'''

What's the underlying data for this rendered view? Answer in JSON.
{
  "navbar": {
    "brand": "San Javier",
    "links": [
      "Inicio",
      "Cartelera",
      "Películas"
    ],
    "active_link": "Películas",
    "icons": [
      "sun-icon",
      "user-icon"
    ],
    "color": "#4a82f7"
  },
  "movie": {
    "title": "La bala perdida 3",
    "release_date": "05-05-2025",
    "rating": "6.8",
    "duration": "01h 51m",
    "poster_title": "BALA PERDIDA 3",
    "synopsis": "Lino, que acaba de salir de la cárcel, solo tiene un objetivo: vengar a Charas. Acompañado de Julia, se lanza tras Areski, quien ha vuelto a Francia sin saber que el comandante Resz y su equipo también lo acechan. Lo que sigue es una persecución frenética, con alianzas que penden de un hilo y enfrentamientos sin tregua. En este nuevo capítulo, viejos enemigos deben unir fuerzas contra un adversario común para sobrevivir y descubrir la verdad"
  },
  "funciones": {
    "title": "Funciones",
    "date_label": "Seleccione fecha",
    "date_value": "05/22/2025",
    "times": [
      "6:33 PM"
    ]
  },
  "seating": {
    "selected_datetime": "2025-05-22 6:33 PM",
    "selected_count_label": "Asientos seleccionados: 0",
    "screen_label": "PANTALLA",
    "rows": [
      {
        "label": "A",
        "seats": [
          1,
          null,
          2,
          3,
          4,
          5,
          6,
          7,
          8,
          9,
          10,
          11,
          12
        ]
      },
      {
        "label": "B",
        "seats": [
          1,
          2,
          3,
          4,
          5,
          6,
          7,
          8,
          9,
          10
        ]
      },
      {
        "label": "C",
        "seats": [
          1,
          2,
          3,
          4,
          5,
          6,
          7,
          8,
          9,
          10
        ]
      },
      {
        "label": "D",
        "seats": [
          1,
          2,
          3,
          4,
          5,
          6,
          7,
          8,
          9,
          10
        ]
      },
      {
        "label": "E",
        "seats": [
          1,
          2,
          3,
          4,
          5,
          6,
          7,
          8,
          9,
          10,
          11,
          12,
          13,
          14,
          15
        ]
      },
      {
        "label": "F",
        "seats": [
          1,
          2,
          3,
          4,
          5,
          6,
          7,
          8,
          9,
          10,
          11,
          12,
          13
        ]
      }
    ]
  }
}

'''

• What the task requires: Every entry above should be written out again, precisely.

• Output of the exercise:
What's the underlying data for this rendered view? Answer in JSON.
{
  "navbar": {
    "brand": "San Javier",
    "links": [
      "Inicio",
      "Cartelera",
      "Películas"
    ],
    "active_link": "Películas",
    "icons": [
      "sun-icon",
      "user-icon"
    ],
    "color": "#4a82f7"
  },
  "movie": {
    "title": "La bala perdida 3",
    "release_date": "05-05-2025",
    "rating": "6.8",
    "duration": "01h 51m",
    "poster_title": "BALA PERDIDA 3",
    "synopsis": "Lino, que acaba de salir de la cárcel, solo tiene un objetivo: vengar a Charas. Acompañado de Julia, se lanza tras Areski, quien ha vuelto a Francia sin saber que el comandante Resz y su equipo también lo acechan. Lo que sigue es una persecución frenética, con alianzas que penden de un hilo y enfrentamientos sin tregua. En este nuevo capítulo, viejos enemigos deben unir fuerzas contra un adversario común para sobrevivir y descubrir la verdad"
  },
  "funciones": {
    "title": "Funciones",
    "date_label": "Seleccione fecha",
    "date_value": "05/22/2025",
    "times": [
      "6:33 PM"
    ]
  },
  "seating": {
    "selected_datetime": "2025-05-22 6:33 PM",
    "selected_count_label": "Asientos seleccionados: 0",
    "screen_label": "PANTALLA",
    "rows": [
      {
        "label": "A",
        "seats": [
          1,
          null,
          2,
          3,
          4,
          5,
          6,
          7,
          8,
          9,
          10,
          11,
          12
        ]
      },
      {
        "label": "B",
        "seats": [
          1,
          2,
          3,
          4,
          5,
          6,
          7,
          8,
          9,
          10
        ]
      },
      {
        "label": "C",
        "seats": [
          1,
          2,
          3,
          4,
          5,
          6,
          7,
          8,
          9,
          10
        ]
      },
      {
        "label": "D",
        "seats": [
          1,
          2,
          3,
          4,
          5,
          6,
          7,
          8,
          9,
          10
        ]
      },
      {
        "label": "E",
        "seats": [
          1,
          2,
          3,
          4,
          5,
          6,
          7,
          8,
          9,
          10,
          11,
          12,
          13,
          14,
          15
        ]
      },
      {
        "label": "F",
        "seats": [
          1,
          2,
          3,
          4,
          5,
          6,
          7,
          8,
          9,
          10,
          11,
          12,
          13
        ]
      }
    ]
  }
}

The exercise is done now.